Dataset rows describing interfaces

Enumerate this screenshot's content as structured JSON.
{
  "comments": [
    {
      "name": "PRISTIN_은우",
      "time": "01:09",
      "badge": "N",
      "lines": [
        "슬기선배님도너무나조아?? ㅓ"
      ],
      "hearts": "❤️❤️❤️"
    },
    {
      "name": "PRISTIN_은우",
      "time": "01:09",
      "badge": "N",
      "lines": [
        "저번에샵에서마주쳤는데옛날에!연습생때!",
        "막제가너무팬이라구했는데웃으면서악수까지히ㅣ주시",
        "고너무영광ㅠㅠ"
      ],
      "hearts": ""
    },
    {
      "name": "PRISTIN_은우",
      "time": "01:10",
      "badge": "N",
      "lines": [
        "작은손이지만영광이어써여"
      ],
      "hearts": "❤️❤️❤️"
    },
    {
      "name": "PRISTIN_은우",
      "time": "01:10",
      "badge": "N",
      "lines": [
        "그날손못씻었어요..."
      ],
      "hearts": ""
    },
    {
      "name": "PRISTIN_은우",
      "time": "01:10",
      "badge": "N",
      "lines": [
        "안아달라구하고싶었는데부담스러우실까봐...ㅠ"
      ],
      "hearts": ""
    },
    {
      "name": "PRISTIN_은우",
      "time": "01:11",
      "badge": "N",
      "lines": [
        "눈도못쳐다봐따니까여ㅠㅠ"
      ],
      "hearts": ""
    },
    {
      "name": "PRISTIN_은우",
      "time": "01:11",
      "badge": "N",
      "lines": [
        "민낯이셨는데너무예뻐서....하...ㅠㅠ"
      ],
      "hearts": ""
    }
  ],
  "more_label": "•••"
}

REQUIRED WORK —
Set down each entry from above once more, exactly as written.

TASK SOLUTION —
Enumerate this screenshot's content as structured JSON.
{
  "comments": [
    {
      "name": "PRISTIN_은우",
      "time": "01:09",
      "badge": "N",
      "lines": [
        "슬기선배님도너무나조아?? ㅓ"
      ],
      "hearts": "❤️❤️❤️"
    },
    {
      "name": "PRISTIN_은우",
      "time": "01:09",
      "badge": "N",
      "lines": [
        "저번에샵에서마주쳤는데옛날에!연습생때!",
        "막제가너무팬이라구했는데웃으면서악수까지히ㅣ주시",
        "고너무영광ㅠㅠ"
      ],
      "hearts": ""
    },
    {
      "name": "PRISTIN_은우",
      "time": "01:10",
      "badge": "N",
      "lines": [
        "작은손이지만영광이어써여"
      ],
      "hearts": "❤️❤️❤️"
    },
    {
      "name": "PRISTIN_은우",
      "time": "01:10",
      "badge": "N",
      "lines": [
        "그날손못씻었어요..."
      ],
      "hearts": ""
    },
    {
      "name": "PRISTIN_은우",
      "time": "01:10",
      "badge": "N",
      "lines": [
        "안아달라구하고싶었는데부담스러우실까봐...ㅠ"
      ],
      "hearts": ""
    },
    {
      "name": "PRISTIN_은우",
      "time": "01:11",
      "badge": "N",
      "lines": [
        "눈도못쳐다봐따니까여ㅠㅠ"
      ],
      "hearts": ""
    },
    {
      "name": "PRISTIN_은우",
      "time": "01:11",
      "badge": "N",
      "lines": [
        "민낯이셨는데너무예뻐서....하...ㅠㅠ"
      ],
      "hearts": ""
    }
  ],
  "more_label": "•••"
}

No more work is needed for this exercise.